Libraries and museums often have high-quality and free online tools, including the Boston Public Library’s online resources and the Boston Children’s Museum’s 100 Ways to Play list and BCM Home Edition. Many more museums and organizations are also starting to offer free programming during the pandemic, including the Metropolitan Opera that is streaming its performances for free this week.
4. Encourage virtual playdates.
With social isolation upon us, virtual play dates will become the new norm, at least for a while. Fortunately, your kids can connect with their friends over Google Hangouts, create stories and scripts together over Google Docs, play Minecraft multiplayer online while watching or listening to each other over FaceTime or play the Prodigy Math game in a multiplayer gaming world.
It’s not as ideal as being together in the same spot, but these virtual friend meetups can make the separation more fun and bearable.
5. Embrace family time.
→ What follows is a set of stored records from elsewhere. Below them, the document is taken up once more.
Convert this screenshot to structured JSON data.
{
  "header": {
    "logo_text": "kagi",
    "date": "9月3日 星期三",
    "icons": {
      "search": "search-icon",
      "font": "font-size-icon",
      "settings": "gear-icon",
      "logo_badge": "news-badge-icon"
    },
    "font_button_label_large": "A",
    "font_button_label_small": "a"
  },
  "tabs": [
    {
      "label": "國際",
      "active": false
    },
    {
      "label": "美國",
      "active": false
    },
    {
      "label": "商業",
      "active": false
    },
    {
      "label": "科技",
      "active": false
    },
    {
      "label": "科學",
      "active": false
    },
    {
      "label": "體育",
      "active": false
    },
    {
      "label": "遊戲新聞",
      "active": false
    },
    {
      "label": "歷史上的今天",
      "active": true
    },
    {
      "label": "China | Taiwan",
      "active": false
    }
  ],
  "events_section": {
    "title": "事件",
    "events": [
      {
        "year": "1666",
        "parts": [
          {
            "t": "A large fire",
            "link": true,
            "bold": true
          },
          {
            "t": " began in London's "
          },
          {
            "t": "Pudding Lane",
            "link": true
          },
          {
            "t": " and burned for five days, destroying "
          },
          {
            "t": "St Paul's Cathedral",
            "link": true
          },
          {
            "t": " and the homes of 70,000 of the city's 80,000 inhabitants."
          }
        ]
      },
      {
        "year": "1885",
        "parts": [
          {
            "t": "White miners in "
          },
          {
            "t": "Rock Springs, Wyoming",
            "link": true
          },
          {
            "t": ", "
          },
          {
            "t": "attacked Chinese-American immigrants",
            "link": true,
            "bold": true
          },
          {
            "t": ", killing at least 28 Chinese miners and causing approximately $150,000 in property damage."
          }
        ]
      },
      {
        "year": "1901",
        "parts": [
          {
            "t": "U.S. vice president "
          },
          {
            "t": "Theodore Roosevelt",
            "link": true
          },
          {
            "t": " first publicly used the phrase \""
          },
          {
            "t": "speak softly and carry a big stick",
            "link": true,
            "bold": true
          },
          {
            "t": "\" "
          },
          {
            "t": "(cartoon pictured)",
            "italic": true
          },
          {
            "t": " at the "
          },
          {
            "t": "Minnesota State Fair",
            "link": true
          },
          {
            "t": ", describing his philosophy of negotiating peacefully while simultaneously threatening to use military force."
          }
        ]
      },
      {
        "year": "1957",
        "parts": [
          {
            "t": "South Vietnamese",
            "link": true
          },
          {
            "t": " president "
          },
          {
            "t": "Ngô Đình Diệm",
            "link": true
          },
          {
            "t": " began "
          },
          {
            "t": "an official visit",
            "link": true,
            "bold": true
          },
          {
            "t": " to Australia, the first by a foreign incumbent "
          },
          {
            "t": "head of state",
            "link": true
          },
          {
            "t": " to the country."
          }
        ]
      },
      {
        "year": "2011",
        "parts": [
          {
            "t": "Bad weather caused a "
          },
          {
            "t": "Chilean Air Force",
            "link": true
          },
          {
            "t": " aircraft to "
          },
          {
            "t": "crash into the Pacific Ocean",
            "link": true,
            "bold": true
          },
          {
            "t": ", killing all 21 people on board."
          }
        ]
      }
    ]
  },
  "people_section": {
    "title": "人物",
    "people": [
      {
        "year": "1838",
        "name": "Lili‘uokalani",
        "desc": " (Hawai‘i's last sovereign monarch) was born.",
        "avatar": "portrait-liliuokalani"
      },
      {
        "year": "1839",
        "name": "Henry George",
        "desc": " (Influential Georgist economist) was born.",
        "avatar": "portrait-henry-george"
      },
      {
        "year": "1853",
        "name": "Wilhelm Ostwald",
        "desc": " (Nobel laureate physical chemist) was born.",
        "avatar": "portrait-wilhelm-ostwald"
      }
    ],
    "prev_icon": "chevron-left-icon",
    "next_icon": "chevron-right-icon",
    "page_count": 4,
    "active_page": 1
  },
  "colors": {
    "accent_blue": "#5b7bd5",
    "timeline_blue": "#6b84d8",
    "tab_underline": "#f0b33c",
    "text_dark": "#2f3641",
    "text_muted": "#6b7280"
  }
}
This is a once in a lifetime moment to gather together as a family and connect in deeper, more authentic ways. Reading books, listening to music, enjoying unhurried meals, playing board games and card games, and going for walks outside can all be ways to enjoy quality time together. Maybe you’ve always wanted to learn how to draw or to speak another language or to knit.
This can be an opportunity to explore these interests as an adult, and perhaps prompting your children to explore their distinct interests as well.
6. Make room for reflection.
We know that this difficult period will not last forever and our lives will return to normal, but taking time to reflect on this historic occurrence can be helpful to endure the experience now and to remember it in the future.
This is just as true for ourselves as parents as it is for our children. Encourage your kids to keep a daily journal, draw or take pictures, and collect or print news clips to record this profound event. Then, they can show their grandchildren what it was like to live through the great pandemic of 2020.Open This Content
Remember Google Glasses? Turns out they are still a thing.
Granted, they’re for manufacturing and specialty industrial purposes now. Google discovered that people weren’t quite ready for glasses that recorded everything.
I was talking with someone today about how useful it might be to have Google Glass in construction/maintenance/contracting work. He was remarking how it would be cool to be able to see what employees were doing.
I get it. There’s a strong incentive to minimize employee waste – because many employees really do waste time. And I have no doubt that some companies will try to implement greater levels of employee surveillance as technology increases.
But here’s the thing: only responsible people can create massive value for a business in the long term. Only people who are free will choose to be responsible. And only people who are trusted believe that they are free.
People who are watched – and know it? They’ll feel so much unease about avoiding the perception of unproductiveness that they’ll worry their way into it. Surveillance of any kind is an enemy to long-term productivity – at least of the kind worth keeping. Even a high-knowledge job with exorbitant pay would feel like slavery (and produce about the same poor results) if it was surveilled.
Privacy gives even employees some small piece of space or time to call their own. And ownership will be the better model, even if it isn’t perfect. Turn the cameras off.Open This Content